Payday lending and pawnbroking business Cash Converters International Ltd (ASX:CCV) announced a cybersecurity breach in its UK operations last night. The company reported that it had:
“Received an email threat from a third party claiming to have gained unauthorised access to customer data within a Cash Converters’ United Kingdom website (‘Webshop’). The unidentified third party’s threat included the widespread release of the data unless it receives a financial payment.”
Cash Converters has reported the threat to the authorities in the UK and Australia, and has appointed security advisors to review its systems. Credit card data was not stored on the Webshop although hackers may have accessed user records including personal details, passwords, and purchase history.
From an investment perspective I think there are several key things to watch for now:

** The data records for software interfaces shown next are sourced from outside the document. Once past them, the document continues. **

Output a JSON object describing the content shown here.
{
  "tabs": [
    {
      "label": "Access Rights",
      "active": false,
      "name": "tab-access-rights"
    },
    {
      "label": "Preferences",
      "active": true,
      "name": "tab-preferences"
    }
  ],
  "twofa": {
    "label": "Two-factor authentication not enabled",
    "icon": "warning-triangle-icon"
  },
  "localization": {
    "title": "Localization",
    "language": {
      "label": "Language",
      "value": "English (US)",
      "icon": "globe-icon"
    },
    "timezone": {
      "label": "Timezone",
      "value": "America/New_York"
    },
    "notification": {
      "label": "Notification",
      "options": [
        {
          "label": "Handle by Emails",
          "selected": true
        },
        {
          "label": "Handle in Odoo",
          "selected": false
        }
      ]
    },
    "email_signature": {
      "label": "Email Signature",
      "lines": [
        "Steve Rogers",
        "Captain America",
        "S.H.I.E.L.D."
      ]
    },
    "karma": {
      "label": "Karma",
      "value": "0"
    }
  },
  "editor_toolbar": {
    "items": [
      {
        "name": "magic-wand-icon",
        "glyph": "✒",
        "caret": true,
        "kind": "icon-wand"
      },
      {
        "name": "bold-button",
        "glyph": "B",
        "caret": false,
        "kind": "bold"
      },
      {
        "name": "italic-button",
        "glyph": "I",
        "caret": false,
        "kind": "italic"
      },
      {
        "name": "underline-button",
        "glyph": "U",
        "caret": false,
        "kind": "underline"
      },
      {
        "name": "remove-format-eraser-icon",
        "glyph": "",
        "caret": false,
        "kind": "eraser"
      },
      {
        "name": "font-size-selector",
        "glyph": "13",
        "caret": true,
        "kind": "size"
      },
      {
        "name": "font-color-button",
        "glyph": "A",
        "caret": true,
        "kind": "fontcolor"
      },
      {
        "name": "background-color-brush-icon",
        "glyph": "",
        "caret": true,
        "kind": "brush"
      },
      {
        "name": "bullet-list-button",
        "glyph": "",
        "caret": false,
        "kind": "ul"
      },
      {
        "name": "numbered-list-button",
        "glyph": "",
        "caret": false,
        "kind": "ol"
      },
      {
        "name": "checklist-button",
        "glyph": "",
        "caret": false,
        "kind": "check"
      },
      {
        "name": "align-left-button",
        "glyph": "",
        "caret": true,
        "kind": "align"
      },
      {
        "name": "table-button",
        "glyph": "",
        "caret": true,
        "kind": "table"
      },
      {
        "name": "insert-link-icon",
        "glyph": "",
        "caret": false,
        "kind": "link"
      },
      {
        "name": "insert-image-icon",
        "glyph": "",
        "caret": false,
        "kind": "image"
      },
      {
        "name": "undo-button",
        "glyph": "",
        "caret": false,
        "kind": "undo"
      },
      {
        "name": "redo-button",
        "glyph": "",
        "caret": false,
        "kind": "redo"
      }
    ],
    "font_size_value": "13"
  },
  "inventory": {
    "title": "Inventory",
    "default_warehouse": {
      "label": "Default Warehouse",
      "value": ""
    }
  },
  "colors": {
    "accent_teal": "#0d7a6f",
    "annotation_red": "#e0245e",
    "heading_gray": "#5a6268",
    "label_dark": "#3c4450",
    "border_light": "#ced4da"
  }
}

- If the site was hacked, are the rest of Cash Converters’ systems equally vulnerable and would they be more likely to be targeted in the wake of this update?
- What is the reputational impact of the breach? Cash Converters states it does not expect a financial impact in the current financial year, but that may change if customers lose trust in the business.
- What is the likelihood of a class action and what would that cost? It is not clear from the announcement, but it does sound as though Cash Converters bears some responsibility.
Sadly, computer system integrity is becoming an increasingly relevant – and often overlooked – concern for investors, with a vast majority of companies relying in one way or another on computer systems.
One possible way to benefit from this theme is via the HACK exchange-traded fund – BETA CYBER ETF UNITS (ASX: HACK) – which owns a mix of global and US-listed cybersecurity companies.
This is shaping up as a growth industry, and I expect that this cybersecurity breach from Cash Converters is not the last we will see from an ASX-listed company.